Lucius and Valeria retired early. To Lucius’s dismay, Valeria was burning with outrage. As they undressed and prepared for trance, she fumed, “How could he? I don’t expect him to feel the impropriety of it, but he must know that it’s agonizing for Lavinia — a terrible, public slight. One can’t blame Marcus for setting up his own establishment. It speaks poorly for his courage, but I never gave him much credit, so I’m immune to disappointment from that quarter. And that poor little girl!” She shook her head. After a time she added, as an afterthought, “It can’t be comfortable for that young man to be thrust into this household, either.” She recalled the glow of his Drow eyes and shuddered.

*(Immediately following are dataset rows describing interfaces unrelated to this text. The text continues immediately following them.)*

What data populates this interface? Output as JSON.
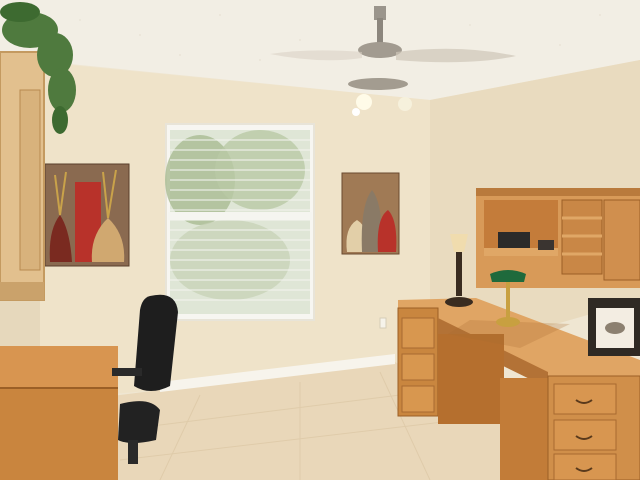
{
  "scene": {
    "colors": {
      "wall": "#efe4cc",
      "wall_shadow": "#e2d4b8",
      "ceiling": "#f3efe6",
      "floor": "#e8d6b8",
      "baseboard": "#f6f3ea",
      "wood": "#c98a4a",
      "wood_dark": "#a86a30",
      "window_light": "#f2f4ee",
      "greenery": "#6f8f5a",
      "accent_red": "#b8322a"
    },
    "icons": {
      "ceiling_fan": "ceiling-fan-icon",
      "chair": "office-chair-icon",
      "lamp": "desk-lamp-icon",
      "bankers_lamp": "bankers-lamp-icon",
      "photo_frame": "photo-frame-icon",
      "plant": "plant-icon"
    }
  }
}
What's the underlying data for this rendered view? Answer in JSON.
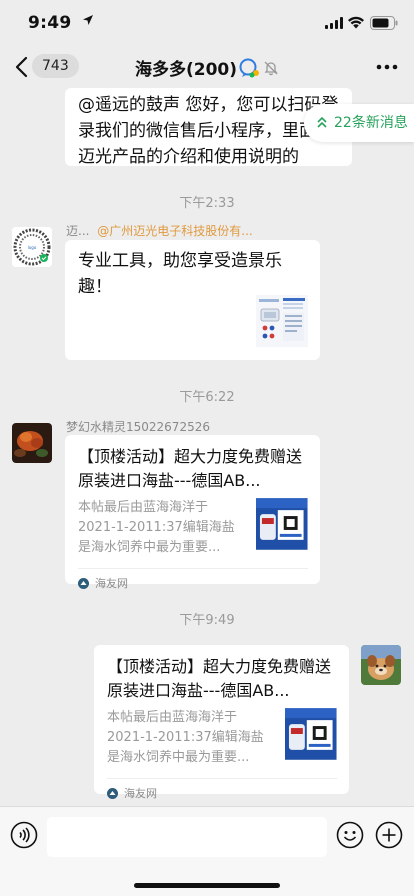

The ball the following evening was dreadful, of course.

The morning after the ball, Lucius, Valeria and Lavinia strolled through the orangery, then through the Shelawn formal gardens. All three were silent and languid, though Valeria occasionally tried to draw Lavinia out on the subject of her husband’s depravity. Quite by accident, they turned into a clearing in front of the gardener’s cottage, and came upon the gardener and second footman sparring with live weapons. Collatinus saw them first and called a halt.

Lavinia seemed indifferent, but Valeria struggled to conceal her discomfort. Male and female spheres are absolutely divided in gray elvish society; though Lucius was a cavalry officer, she’d never seen him or any other man sparring. Collatinus was dignified and reassuringly old, but the sight of Tereus’s bastard shirtless and wielding two naked longswords was unsettling. Dressed in livery and serving at the table, he strove to efface himself. Now, at Collatinus’s signal, he sheathed his weapons, bowed curtly, and stood there, waiting for them to pass.

It chilled Lucius to see Tereus’s beauty transposed into a different key: The deep-set eyes, the masculine carriage of his head, the strong hand lingering on a sword-pommel. The boy was pale, slight and too thin, but his torso was gorgeously molded and sheened with sweat. His sword belt and breeches rode low on his hipbones. He was slim enough that there was a gap in front. Even a gently bred woman could imagine slipping her fingers down there — the smell of clean sweat —

Everyone froze for an instant. Lucius said some civil nothing to Collatinus. They exchanged bows, and the party retreated, walking some distance in silence. Even Valeria was speechless. She prided herself on easy, liberal relations with servants. It was their half-day, so their time was their own. It’s not as if they were carousing, or ogling women. Fabius wouldn’t attack Lavinia, drag her off the path, break her neck, bury her to devour later. Nonetheless, the situation felt menacing.

Soon thereafter, the threat was realized in a form they couldn’t have predicted: Fabius whisked his half-sister away in a fit of protective chivalry. That scandal plunged Lavinia deeper into shame and misery, and heightened Tereus’s defiance.

Lucius sits in the library. It’s cold, but he doesn’t stir to light a fire. Why did he think that kindness and diplomacy could heal the rifts in that household?

He could have left. Why didn’t he?

And why did he agree to come here, to Xialo?

For a linked table of contents, listing all of the Shelawn family adventures, click here.

One thought on “27. Feeling His Humiliation

Leave a Reply

Fill in your details below or click an icon to log in:

WordPress.com Logo

You are commenting using your WordPress.com account. Log Out /  Change )

Twitter picture

You are commenting using your Twitter account. Log Out /  Change )

Facebook photo

You are commenting using your Facebook account. Log Out /  Change )

Connecting to %s